By noon, at least 80 hostages had been freed, the country’s state broadcaster, ORTM, reported. The hotel had 140 guests and 30 employees, hotel officials said, though Malian Security Minister Salif Traore said on ORTM that it wasn’t clear how many of the guests were there at the time of the attack.
The attackers, carrying AK-47 rifles, arrived around 7 a.m. in a vehicle or vehicles with diplomatic plates, said Olivier Saldago, a spokesman for the United Nations mission in Mali. Saldago said the hotel was host to a large delegation to peace talks in the country, a former French colony that has been battling Islamist extremists with the help of U.N. and French forces.
The gunmen fired as they entered the hotel, and the gunshots went on for several minutes, said witness Amadou Keita, who works at a nearby cultural center.

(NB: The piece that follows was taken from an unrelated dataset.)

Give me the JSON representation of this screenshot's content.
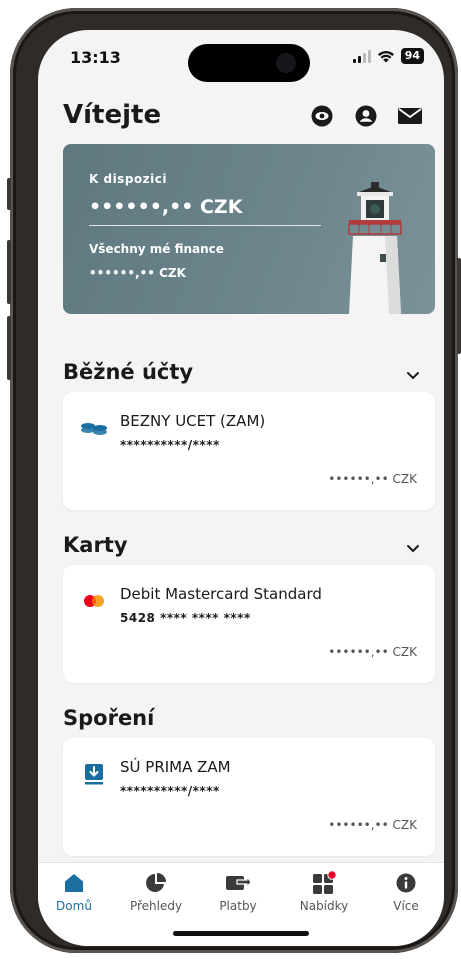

Two Malian nationals and a French national have died, a U.N. official said without elaborating. Two security personnel also are injured, Traore said.
Malian soldiers, with help from U.N. troops, had the hotel surrounded, a journalist for ORTM told CNN from the scene.
No group immediately claimed responsibility for the incident.
Counterassault underway, French President says
Security forces have begun a counterassault on the hotel, said French President Francois Hollande, who said he’d been in touch with Malian authorities dealing with the hostage situation.
Hollande, speaking to reporters in Paris, pledged to provide “necessary support” to help Mali resolve the situation.
France on Friday afternoon said it dispatched to Mali an elite paramilitary group trained in hostage rescue and counterterrorism operations.
U.S. special operations forces also are helping, a U.S. military spokesman said.
“U.S. forces have helped move civilians to secured locations as Malian forces clear the hotel of hostile gunmen,” said Lt. Cmdr. Anthony Falvo, a spokesman for U.S. Africa Command.
The timing of the attack comes just a day after Hollande praised his troops for successfully fighting Islamists in the landlocked former French colony.
“France is leading this war with its armed forced, its soldiers, its courage. It must carry out this war with its allies, its partners giving us all the means available, as we did in Mali, as we are going to continue in Iraq, as we’ll continue in Syria,” he said.
At Mali’s request, France launched an offensive in 2013 after radical Islamists seized the strategic town of Konna.
The ground and air campaign sent Islamist fighters who had seized the northern region fleeing into the vast desert.
There are no French troops stationed in Bamako right now, the French army said.
Air France, Turkish Airlines employees were at hotel
Twelve Air France crew members who were staying at the hotel are in a “safe place,” the airline tweeted Friday. Air France has canceled all its flights Friday to and from Bamako as a precaution, the airline said.
Turkish Airlines said at least seven of its employees were staying at the hotel Friday. Five are free, and two still were in the hotel as of early Friday afternoon, the airline said.
At least seven Chinese guests are among those held hostage, Chinese media reported.
One of them exchanged instant messages with a reporter from the Xinhua news agency and said he heard multiple gunshots outside his room and then smelled smoke.
China has been expanding its presence in Africa in recent years, investing and building large-scale infrastructure projects throughout the continent.
Many Chinese businesspeople also see opportunities in Africa and have been flocking there.
Twenty Indian nationals also were in the hotel, Vikas Swarup, a spokesman for India’s Ministry of External Affairs, said on Twitter.
In August, 12 people — including five Malian soldiers — were killed in a hostage situation and ensuing battle at a hotel in Sevare in central Mali.
The soldiers stormed the hotel to end a daylong siege that started when gunmen raided the hotel after attacking a military site nearby, witnesses said.
In that incident, the attackers were affiliated with the Macina Liberation Movement.
Human Rights Watch has described the group as Islamists who commit “serious abuses in the course of military operations against Mali’s security forces.”
The Radisson Blu Hotel is about 15 minutes from Bamako Senou International Airport. It has 190 rooms and suites.
CNN’s Margot Haddad, Elizabeth Joseph, Jamie Crawford, Christian Purefoy and Pierre Meilhan contributed to this report.